George Bain, one of Wauchope’s best-known citizens, has passed away at the age of 100.
James Eric Bain, known as George, was born in Wauchope on June 10 1916.
His parents, James and Ivy, lived on their farm of Clareville surrounded by the Hastings River and Yippin Creek, off Bain Street.
George’s father was the son of Wauchope’s historic statesman, Duncan Bain. Duncan’s father had come from Scotland with his family. He and his brother settled in the Hastings and it’s been home to the Bain families ever since.
Wauchope benefited from Duncan’s vision for the town, and he donated much land for communal use and enjoyment – hence Bain Street, Bain Bridge and Bain Park.
George married Edie Monkley in 1940, and they had three children – James, Frank (deceased) and Patti (Chelman).
They had five grandchildren and 15 great-grandchildren, and all of them enjoyed many happy hours with their grandparents in George’s garden at his home in Bain Street. Sadly, Edie passed away in 2008.
George worked for many years on the family farm, but then handed it on to his son and bought a taxi in Wauchope. He loved the driving life and reluctantly retired at 65, giving him more time for his garden and golf.
Sport was a love of George’s and in his youth, he was a keen and very capable boxer and footballer. In later life, he was instrumental in setting up and training young boxers in the Wauchope Boxing Club, with Rud Steel. He played golf until he reached 93 years.
George came from a strong Christian background and attended the Free Presbyterian Church all of his life, until his great old age made it impossible.
During his time in the church, he took on many roles, including deacon, elder, Sabbath school supervisor, fellowship supervisor and groundsman.
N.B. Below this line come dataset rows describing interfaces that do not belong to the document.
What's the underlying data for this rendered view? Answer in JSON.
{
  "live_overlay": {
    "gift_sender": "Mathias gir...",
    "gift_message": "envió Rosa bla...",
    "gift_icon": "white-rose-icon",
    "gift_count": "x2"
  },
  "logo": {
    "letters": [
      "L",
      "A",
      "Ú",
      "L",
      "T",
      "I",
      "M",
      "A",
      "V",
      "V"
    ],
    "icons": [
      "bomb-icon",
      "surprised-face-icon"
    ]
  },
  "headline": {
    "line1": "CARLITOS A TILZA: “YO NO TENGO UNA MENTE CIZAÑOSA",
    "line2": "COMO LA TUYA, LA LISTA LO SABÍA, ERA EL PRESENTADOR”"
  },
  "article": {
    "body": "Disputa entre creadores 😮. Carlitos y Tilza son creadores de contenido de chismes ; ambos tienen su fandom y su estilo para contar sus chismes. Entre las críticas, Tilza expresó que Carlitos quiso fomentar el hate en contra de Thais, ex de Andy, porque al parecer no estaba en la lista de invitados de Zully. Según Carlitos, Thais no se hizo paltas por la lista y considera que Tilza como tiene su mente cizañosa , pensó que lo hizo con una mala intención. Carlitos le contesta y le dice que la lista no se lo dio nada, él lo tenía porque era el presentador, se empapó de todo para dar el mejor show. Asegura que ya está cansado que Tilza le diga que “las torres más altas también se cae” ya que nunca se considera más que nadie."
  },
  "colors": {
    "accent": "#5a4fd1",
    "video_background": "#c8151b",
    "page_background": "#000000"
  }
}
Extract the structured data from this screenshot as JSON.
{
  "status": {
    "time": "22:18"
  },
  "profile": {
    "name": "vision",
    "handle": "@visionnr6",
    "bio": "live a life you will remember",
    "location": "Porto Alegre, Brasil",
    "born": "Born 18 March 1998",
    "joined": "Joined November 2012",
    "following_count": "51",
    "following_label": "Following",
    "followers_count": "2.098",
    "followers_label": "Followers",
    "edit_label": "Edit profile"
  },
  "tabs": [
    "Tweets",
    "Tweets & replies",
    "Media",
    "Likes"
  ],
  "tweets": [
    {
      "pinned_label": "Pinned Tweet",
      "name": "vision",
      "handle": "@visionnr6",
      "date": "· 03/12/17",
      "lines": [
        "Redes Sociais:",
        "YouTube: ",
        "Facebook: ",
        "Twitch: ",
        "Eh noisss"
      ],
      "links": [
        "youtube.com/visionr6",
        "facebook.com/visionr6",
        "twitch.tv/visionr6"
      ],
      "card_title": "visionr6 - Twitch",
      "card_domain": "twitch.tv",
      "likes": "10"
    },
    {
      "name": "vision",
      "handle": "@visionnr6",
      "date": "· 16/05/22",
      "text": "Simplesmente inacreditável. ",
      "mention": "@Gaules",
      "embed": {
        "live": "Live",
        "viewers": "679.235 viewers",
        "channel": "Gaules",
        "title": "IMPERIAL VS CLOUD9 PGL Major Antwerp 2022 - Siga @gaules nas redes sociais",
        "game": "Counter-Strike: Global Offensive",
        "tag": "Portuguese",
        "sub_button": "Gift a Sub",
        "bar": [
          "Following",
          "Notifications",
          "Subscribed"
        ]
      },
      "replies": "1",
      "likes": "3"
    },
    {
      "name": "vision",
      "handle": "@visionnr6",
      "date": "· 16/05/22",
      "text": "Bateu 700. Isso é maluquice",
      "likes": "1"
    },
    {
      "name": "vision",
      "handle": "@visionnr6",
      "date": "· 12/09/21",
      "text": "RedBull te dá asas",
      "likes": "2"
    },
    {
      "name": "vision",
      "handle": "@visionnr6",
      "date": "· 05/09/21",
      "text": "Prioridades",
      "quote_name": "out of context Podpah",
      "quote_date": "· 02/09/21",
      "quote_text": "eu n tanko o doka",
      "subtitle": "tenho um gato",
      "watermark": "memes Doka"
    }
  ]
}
In June, he celebrated his 100th birthday at Bundaleer Nursing Home and in Bain Park with family and friends. He believed his longevity was down to good genes, keeping fit and eating home-grown produce.
His daughter Patti said he had dementia, but was always cheerful.
“He loved company right up until the end and tried his hardest to be entertaining,” she said.
George broke his hip in April so he had to use a wheelchair after that, but he could still go into the garden.
“That’s where he spent his days, in the sun,” she said.
George’s funeral was held this week at the Free Presbyterian Church in Wauchope, and family, friends and carers all came to say farewell.
“Everyone had a story about him. He was very special to a lot of people,” said his daughter.